Juvenile lifer gets reduced prison term in ’93 slaying
During an emotional hearing Thursday, a Detroit man sentenced to life without parole for a robbery and murder committed when he was 16 learned he will have to spend two more years in prison.
Cortez Roland Davis, 40, who has served 23 years in prison, was resentenced to 25-60 years by Judge Shannon Walker of Wayne County Circuit Court in the 1993 slaying of Raymond Derrick Davis Jr. on Detroit’s west side.
Raymond Davis was shot to death as Cortez Davis and two others robbed him of his coat Dec. 14, 1993, on Fenkell near Lesure. Cortez Davis has contended that another of the defendants shot the victim.
Cortez Davis’ lawyer, Clinton Hubbell, had sought a lighter sentence under a U.S. Supreme Court ruling overturning life-without-parole sentences for offenders who were sentenced as juveniles.
Davis was 17 when he was sentenced to 10-40 years for first degree-murder by Judge Vera Massey Jones of Wayne County Circuit Court in September 1994, then resentenced to life without parole in December 1994.
“There’s positively no basis for additional years (behind) bars,” said Hubbell, who added that the defendant’s risk as a repeat offender is “very low.”
“We request Cortez be immediately parolable,” the defense attorney said in court.
Assistant Wayne County Prosecutor Tom Dawson had asked the judge to resentence Davis to a minimum of 28 years.
“He may not have put the bullet in (the victim),” Dawson said during the hearing. “But his actions caused the death of Raymond Davis as much as the co-defendant.”
Hubbell called Dawson’s request “punitive.”
Cortez Davis, who did not noticeably react to the new sentence, apologized earlier for his role in Raymond Davis’ death.
“I am truly sorry for the pain I have caused and the rift (created) in their family,” he said. “For the last 23 years, I thought about my actions every day.

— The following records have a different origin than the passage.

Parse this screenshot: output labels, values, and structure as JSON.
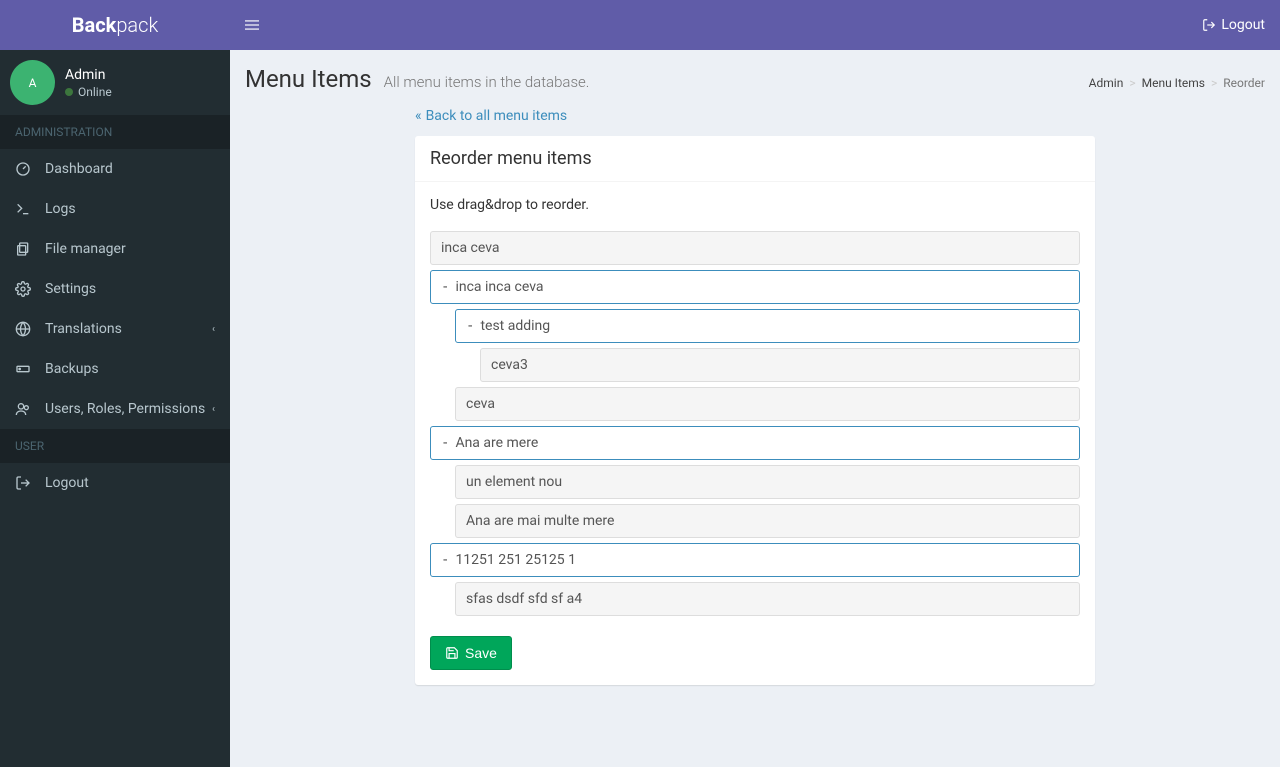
{
  "brand": {
    "bold": "Back",
    "light": "pack"
  },
  "user": {
    "name": "Admin",
    "initial": "A",
    "status": "Online"
  },
  "topnav": {
    "logout": "Logout"
  },
  "sidebar": {
    "section_admin": "ADMINISTRATION",
    "section_user": "USER",
    "items": [
      {
        "label": "Dashboard"
      },
      {
        "label": "Logs"
      },
      {
        "label": "File manager"
      },
      {
        "label": "Settings"
      },
      {
        "label": "Translations"
      },
      {
        "label": "Backups"
      },
      {
        "label": "Users, Roles, Permissions"
      }
    ],
    "logout": "Logout"
  },
  "page": {
    "title": "Menu Items",
    "subtitle": "All menu items in the database.",
    "back_link": "Back to all menu items",
    "box_title": "Reorder menu items",
    "hint": "Use drag&drop to reorder.",
    "save": "Save"
  },
  "breadcrumb": {
    "admin": "Admin",
    "menu_items": "Menu Items",
    "reorder": "Reorder"
  },
  "tree": {
    "n0": "inca ceva",
    "n1": "inca inca ceva",
    "n1_0": "test adding",
    "n1_0_0": "ceva3",
    "n1_1": "ceva",
    "n2": "Ana are mere",
    "n2_0": "un element nou",
    "n2_1": "Ana are mai multe mere",
    "n3": "11251 251 25125 1",
    "n3_0": "sfas dsdf sfd sf a4"
  },
  "colors": {
    "primary": "#605ca8",
    "sidebar": "#222d32",
    "link": "#3c8dbc",
    "success": "#00a65a"
  }
}
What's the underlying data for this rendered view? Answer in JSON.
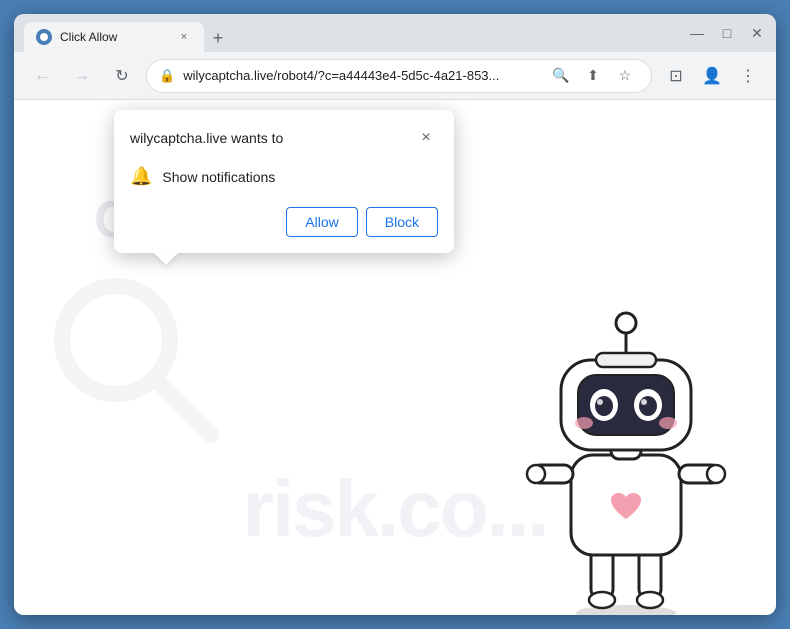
{
  "window": {
    "title": "Click Allow",
    "favicon": "globe-icon"
  },
  "tab": {
    "label": "Click Allow",
    "close_label": "×"
  },
  "new_tab_button": "+",
  "window_controls": {
    "minimize": "—",
    "maximize": "□",
    "close": "✕"
  },
  "nav": {
    "back_icon": "←",
    "forward_icon": "→",
    "reload_icon": "↻",
    "address": "wilycaptcha.live/robot4/?c=a44443e4-5d5c-4a21-853...",
    "lock_icon": "🔒",
    "search_icon": "🔍",
    "share_icon": "⬆",
    "star_icon": "☆",
    "extension_icon": "⊡",
    "account_icon": "👤",
    "menu_icon": "⋮"
  },
  "page": {
    "watermark_text": "risk.co...",
    "page_text": "OU"
  },
  "popup": {
    "title": "wilycaptcha.live wants to",
    "close_icon": "×",
    "permission_label": "Show notifications",
    "allow_label": "Allow",
    "block_label": "Block"
  }
}
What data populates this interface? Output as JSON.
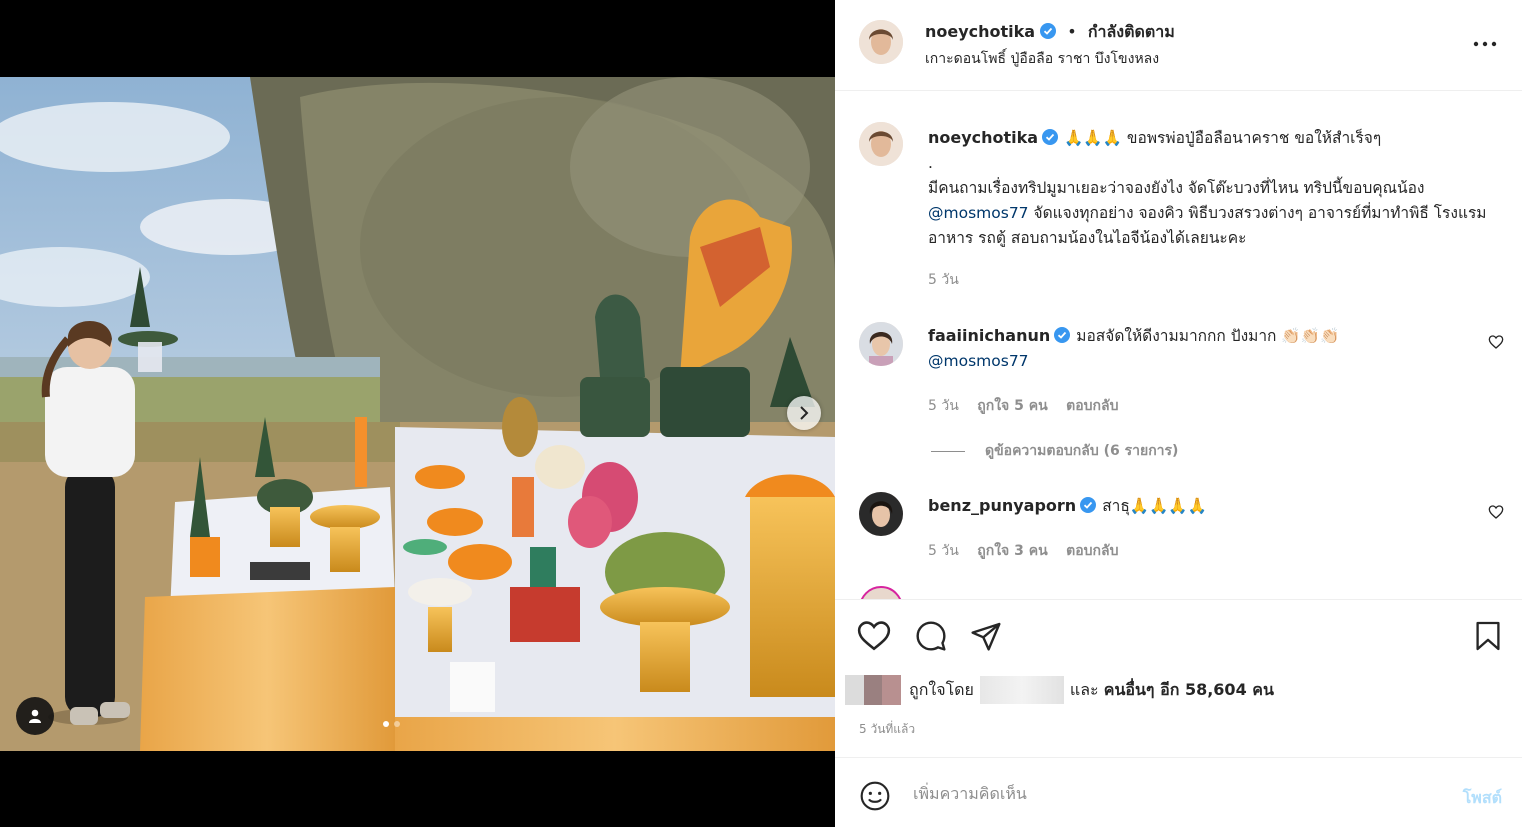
{
  "post": {
    "username": "noeychotika",
    "follow_status": "กำลังติดตาม",
    "location": "เกาะดอนโพธิ์ ปู่อือลือ ราชา บึงโขงหลง",
    "more_icon": "more-horizontal-icon"
  },
  "caption": {
    "username": "noeychotika",
    "line1": "🙏🙏🙏 ขอพรพ่อปู่อือลือนาคราช ขอให้สำเร็จๆ",
    "line2": ".",
    "text_a": "มีคนถามเรื่องทริปมูมาเยอะว่าจองยังไง จัดโต๊ะบวงที่ไหน ทริปนี้ขอบคุณน้อง",
    "mention": "@mosmos77",
    "text_b": "จัดแจงทุกอย่าง จองคิว พิธีบวงสรวงต่างๆ อาจารย์ที่มาทำพิธี โรงแรม อาหาร รถตู้ สอบถามน้องในไอจีน้องได้เลยนะคะ",
    "time": "5 วัน"
  },
  "comments": [
    {
      "username": "faaiinichanun",
      "text": "มอสจัดให้ดีงามมากกก ปังมาก 👏🏻👏🏻👏🏻",
      "mention": "@mosmos77",
      "time": "5 วัน",
      "likes": "ถูกใจ 5 คน",
      "reply": "ตอบกลับ"
    },
    {
      "username": "benz_punyaporn",
      "text": "สาธุ🙏🙏🙏🙏",
      "time": "5 วัน",
      "likes": "ถูกใจ 3 คน",
      "reply": "ตอบกลับ"
    }
  ],
  "view_replies": "ดูข้อความตอบกลับ (6 รายการ)",
  "likes": {
    "liked_by": "ถูกใจโดย",
    "and": "และ",
    "others": "คนอื่นๆ อีก 58,604 คน"
  },
  "time_ago": "5 วันที่แล้ว",
  "add_comment": {
    "placeholder": "เพิ่มความคิดเห็น",
    "post_label": "โพสต์"
  },
  "colors": {
    "verified": "#3897f0",
    "link": "#00376b",
    "post_button_disabled": "#b2dffc"
  }
}
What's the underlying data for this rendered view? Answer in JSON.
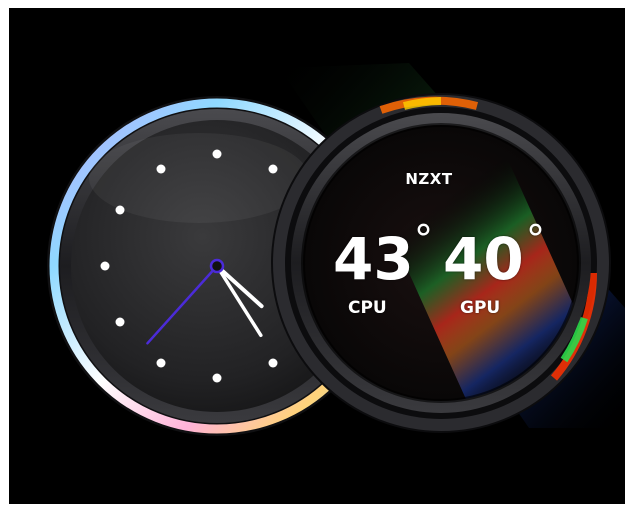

I understand that I participated in something that took his life without knowing who he was.”
Cortez Davis said he has worked to rehabilitate himself in prison, completing paralegal studies, learning American sign language and remaining violation-free for the past decade.
“His death was not in vain because I am who I am today because of him,” Cortez Davis said. “I want society to know I am no longer the broken boy I was.”
Dawson said while Davis has shown he can be rehabilitated, the defendant has not shown remorse for his role in the murder, only admitting “yes I did it BUT ...
“That’s what I have a problem with,” the prosecutor said.
Earlier in the hearing, a relative of the victim addressed the court and said the victim’s murder left his parents inconsolable.
“My aunt and uncle grieved themselves to death,” said Geraldine Wells. “If (Cortez Davis) hasn’t shown any remorse, I suggest he pays for what he’s done.”